But the Reich was also militarily unprepared. In 1938, the French army on its own remained larger than the German land forces. Czechoslovakia and France together could align divisions outnumbering the Wehrmacht two-to-one. The Germans, moreover, lacked the tanks with which they would pierce the French front in 1940. The panzers they had were the type I and II, not the heavier types III and IV they later began to produce. One statistic speaks for itself: The Wehrmacht crushed the French army in May 1940 by massing panzer divisions together and punching a hole through the front; a third of these tanks came from Czechoslovakia. 

Finally, the Luftwaffe was also unprepared. It lacked reserves, raw materials for replenishing ammunition and aircraft, and close enough airfields from which to reach England. This is key because a common myth is that Chamberlain bought time at Munich for the British air defenses, making the heroic Battle of Britain possible in the summer of 1940. Actually there is no scenario, with war beginning in September 1938, in which Germany could have launched an air assault on Britain before summer 1940 anyway. There are many scenarios, however, under which Germany would have been defeated before that date.

AD: Should France and Britain have been willing to support Czechoslovakia against the Third Reich, do you imagine a different diplomatic solution, one more favorable to Czechoslovakia, would have emerged? Or was war inevitable? 
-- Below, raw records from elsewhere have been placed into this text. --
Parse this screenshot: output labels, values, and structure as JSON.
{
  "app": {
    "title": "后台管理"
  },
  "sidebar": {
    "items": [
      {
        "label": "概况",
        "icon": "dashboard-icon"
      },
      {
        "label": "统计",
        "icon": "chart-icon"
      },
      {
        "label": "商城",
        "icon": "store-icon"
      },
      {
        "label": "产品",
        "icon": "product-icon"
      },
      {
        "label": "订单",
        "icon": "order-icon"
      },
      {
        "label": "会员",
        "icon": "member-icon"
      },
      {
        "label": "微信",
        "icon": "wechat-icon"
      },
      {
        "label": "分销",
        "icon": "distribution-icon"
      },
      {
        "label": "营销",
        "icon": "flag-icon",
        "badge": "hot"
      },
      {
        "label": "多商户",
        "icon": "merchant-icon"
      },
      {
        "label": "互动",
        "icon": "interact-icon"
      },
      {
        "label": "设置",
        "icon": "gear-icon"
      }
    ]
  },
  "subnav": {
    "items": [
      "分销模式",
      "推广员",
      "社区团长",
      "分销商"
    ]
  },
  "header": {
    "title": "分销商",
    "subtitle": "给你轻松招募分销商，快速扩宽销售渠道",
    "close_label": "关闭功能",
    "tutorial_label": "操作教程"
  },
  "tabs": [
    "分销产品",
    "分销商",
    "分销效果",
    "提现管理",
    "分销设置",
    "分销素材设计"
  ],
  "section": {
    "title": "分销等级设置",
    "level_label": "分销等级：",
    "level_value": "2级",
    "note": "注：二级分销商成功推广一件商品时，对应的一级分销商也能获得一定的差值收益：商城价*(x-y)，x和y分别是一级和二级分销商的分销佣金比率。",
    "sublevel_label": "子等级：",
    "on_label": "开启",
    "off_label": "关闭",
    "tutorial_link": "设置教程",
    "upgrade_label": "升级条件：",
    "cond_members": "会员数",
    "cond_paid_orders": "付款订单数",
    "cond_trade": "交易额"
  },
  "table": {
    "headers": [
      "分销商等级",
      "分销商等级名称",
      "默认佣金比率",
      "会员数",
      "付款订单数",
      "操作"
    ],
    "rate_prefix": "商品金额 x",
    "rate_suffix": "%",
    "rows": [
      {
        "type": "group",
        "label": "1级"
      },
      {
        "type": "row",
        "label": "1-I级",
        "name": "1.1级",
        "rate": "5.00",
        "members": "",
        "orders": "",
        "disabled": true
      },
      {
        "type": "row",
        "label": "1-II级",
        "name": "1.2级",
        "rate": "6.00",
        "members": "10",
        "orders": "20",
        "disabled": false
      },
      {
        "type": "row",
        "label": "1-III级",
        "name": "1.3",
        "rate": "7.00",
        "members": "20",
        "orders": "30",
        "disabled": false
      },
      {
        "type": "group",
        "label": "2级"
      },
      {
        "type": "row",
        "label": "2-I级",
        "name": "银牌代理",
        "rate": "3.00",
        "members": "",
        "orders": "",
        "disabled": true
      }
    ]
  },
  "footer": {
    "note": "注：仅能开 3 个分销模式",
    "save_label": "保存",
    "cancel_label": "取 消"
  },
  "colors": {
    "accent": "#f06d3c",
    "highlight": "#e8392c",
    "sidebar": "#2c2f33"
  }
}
PEC: There could be no diplomatic solution. Historians have shown, based on captured Nazi archives, that Hitler was not bluffing. It was surrender or war. •